As more clearly seen in FIGS. 2 and 4, the coupling assembly 34 includes an enlarged portion 36 of the tubular formation 24 adjacent the top wall 22 enclosing a coupling chamber 38. A pair of parallel spaced frangible side faces 40 are formed on the enlarged portion 36 laterally of the passage 26. A pointed puncturing end portion 42 of the conduit 16 is adapted to be inserted through one of the frangible faces 40, as shown in FIG. 4 to establish fluid communication between the conduit 16 and passage 26. A sealing flange 44 is secured to the puncturing end portion for abutment with the punctured side face in order to seal the chamber 38. Thus, liquid will be drawn through conduit 16 from the container to the mixer 14 of the nebulizing system.
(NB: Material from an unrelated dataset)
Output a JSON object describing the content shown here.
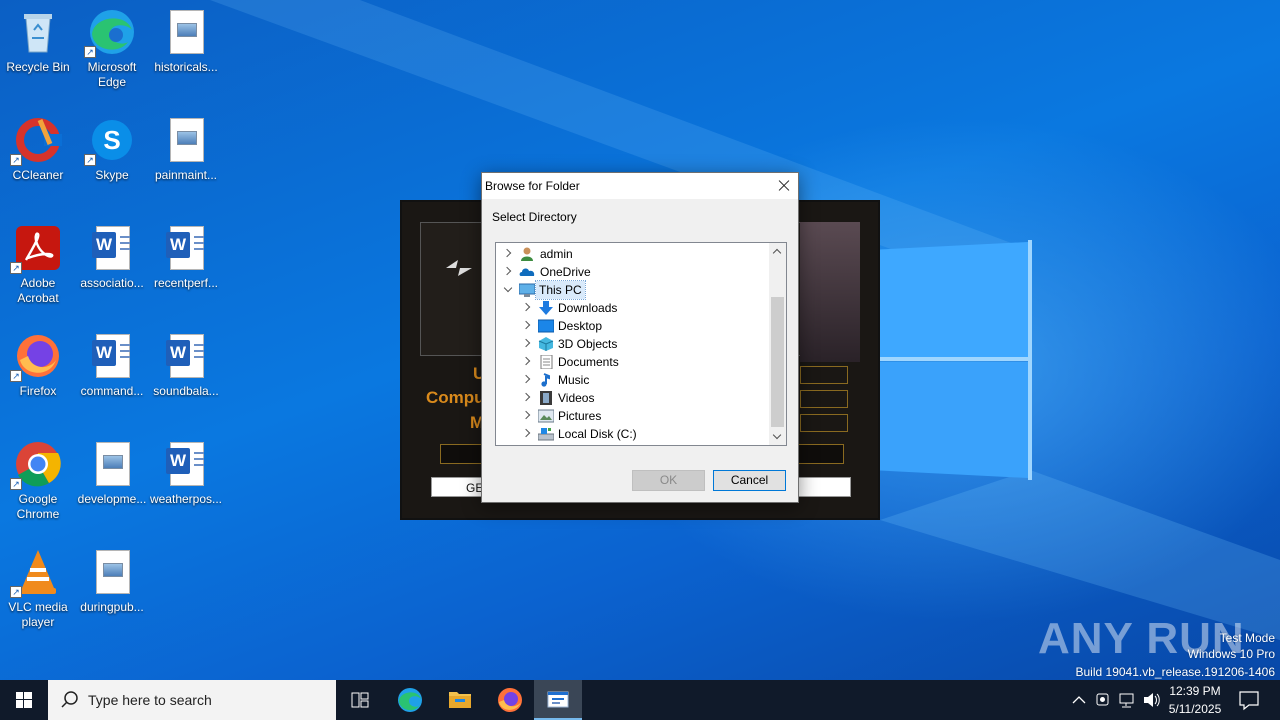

Oxygen mixed with water by mixer 14 and heated by heater 12 is fed to the upper gas space in the container through the tubular flow section 46 on which the heater is mounted by means of an externally threaded portion of flow section 46. The misted and heated oxygen is discharged from the other of the tubular flow sections 48 which ordinarily projects in one direction from the end wall 22 as shown in FIG. 1, parallel to flow section 46. Flow section 48 has, however, an elastically deformable corrugated portion 50 adjacent to the end wall 22 enabling the flow section to be angularly bent as shown in FIG. 3 so that a nozzle portion 52 of the flow section spaced from the end wall 22 may project perpendicular to flow section 46 for convenient inhalation of the discharge therefrom by the patient. Releasable holding means generally referred to by reference numeral 54 is provided to hold the flow section 48 in its operative position as shown in FIGS. 3 and 6.
The holding means 54 includes a retainer formation 56 in the form of a loop that is formed integral with and projects from end wall 22 of the container. A latch formation 58 having an arrow shape is inserted, when deformed, through the retainer loop formation 56. The latch formation is formed integral with and projects from the nozzle portion 52. The nozzle portion is thereby held in the operative position for patient inhalation therapy purposes.